It’s a given that body language influences how we are perceived by others and how we perceive other people. This not-so-subtle form of nonverbal communication is so powerful that it influences employment, high-powered business negotiations, wealth, politics and social standing.
Most of us are keen observers of body language, even when we aren’t consciously aware of it. Based on a quick scan, we make judgments about power, attitude, strength and self-confidence. We decide in moments if a person is friendly and approachable or cold and remote.
Open vs. Closed Body Positions
In simple terms, open positions that take up space indicate power and confidence, while closed positions suggest just the opposite. For example, a stance with hands on hips or arms extended versus shoulders hunched, arms crossed or chin down.
This non-verbal form of communication isn’t limited to the realm of human beings. In the animal world, powerful alpha creatures assert their authority by making themselves look larger, while animals lower on the hierarchy of power display a closed appearance that makes them appear smaller. Even birds fluff up their feathers to look larger and more dominant.

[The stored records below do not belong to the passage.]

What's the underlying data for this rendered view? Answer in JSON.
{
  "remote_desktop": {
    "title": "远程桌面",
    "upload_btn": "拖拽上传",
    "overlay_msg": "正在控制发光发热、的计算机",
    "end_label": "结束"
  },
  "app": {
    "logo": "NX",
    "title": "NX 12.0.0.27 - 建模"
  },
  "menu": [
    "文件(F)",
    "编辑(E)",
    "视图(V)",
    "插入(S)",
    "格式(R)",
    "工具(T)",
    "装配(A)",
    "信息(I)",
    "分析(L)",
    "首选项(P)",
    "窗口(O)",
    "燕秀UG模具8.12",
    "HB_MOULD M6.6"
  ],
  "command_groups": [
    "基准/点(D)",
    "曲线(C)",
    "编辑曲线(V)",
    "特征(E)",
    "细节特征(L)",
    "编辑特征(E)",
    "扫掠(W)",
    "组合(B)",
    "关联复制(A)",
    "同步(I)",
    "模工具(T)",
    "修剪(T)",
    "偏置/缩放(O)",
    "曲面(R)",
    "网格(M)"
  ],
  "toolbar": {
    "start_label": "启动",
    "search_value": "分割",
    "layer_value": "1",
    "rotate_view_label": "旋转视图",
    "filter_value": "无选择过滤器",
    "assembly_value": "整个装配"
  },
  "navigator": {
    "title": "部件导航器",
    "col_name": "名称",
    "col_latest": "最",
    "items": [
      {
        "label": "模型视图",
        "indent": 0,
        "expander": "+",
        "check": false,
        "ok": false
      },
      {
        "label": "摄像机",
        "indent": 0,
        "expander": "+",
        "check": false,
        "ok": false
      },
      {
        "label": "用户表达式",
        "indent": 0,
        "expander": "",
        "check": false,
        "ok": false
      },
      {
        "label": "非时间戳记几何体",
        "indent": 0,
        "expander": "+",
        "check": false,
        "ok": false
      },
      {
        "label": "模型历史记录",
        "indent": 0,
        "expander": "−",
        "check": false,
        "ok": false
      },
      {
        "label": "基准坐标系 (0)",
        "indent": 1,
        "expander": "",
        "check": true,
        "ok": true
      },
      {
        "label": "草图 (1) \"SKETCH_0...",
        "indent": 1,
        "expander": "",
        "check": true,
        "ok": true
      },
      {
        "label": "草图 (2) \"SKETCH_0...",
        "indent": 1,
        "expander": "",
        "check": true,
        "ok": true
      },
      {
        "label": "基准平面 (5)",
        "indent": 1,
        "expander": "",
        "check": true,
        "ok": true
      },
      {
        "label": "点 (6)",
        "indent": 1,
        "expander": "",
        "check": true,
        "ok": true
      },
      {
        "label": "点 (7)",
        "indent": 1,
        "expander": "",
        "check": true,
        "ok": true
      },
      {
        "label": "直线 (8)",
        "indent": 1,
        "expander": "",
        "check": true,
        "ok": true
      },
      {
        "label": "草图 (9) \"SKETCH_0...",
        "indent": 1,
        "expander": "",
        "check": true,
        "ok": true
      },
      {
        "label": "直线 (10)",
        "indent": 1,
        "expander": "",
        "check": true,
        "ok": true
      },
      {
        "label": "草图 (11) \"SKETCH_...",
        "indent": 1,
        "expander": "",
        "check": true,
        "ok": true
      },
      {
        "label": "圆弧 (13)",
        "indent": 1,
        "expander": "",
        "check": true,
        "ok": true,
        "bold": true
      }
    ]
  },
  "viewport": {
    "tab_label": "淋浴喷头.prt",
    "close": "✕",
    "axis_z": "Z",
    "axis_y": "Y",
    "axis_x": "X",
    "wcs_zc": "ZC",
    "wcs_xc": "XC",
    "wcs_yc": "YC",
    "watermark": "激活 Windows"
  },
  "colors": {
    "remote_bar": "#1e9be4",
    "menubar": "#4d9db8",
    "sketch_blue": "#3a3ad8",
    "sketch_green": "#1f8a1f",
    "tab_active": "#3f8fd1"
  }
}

Amy J. Cuddy, a social scientist at Harvard Business School, has studied body language extensively. Her research indicates that not only does the mind change the body, but the body can change the mind. According to Cuddy, even two minutes in a “power pose” brings about significant changes in how we feel about ourselves. 
Even more surprising, this small tweak in nonverbal communication influences us on a physiological, hormonal level. Saliva tests of students who dedicated two minutes to power posing resulted in increases in testosterone, a hormone associated with dominance and power; and reductions in cortisol, a hormone associated with high levels of stress. The opposite was true for students who assumed a closed, submissive position; saliva tests revealed a reduction in testosterone and a marked increase in cortisol. 
'Fake it Until You Become It'
Dr. Cuddy acknowledges that this is a “fake it until you make it” deal for people who say power posing makes them feel like imposters; and moreover, it’s normal and perfectly okay to feel that initial sense of not belonging. She encourages people to, “Fake it until you become it.” If you pretend to feel more confident, you will feel more confident. If you act optimistic, you become optimistic. It gets easier with practice and soon feels perfectly natural. 
Give it a try and see what happens. No audience is required for practicing, and you may find that two minutes spent power posing in the elevator or the bathroom is enough to make powerful changes in your self-perception.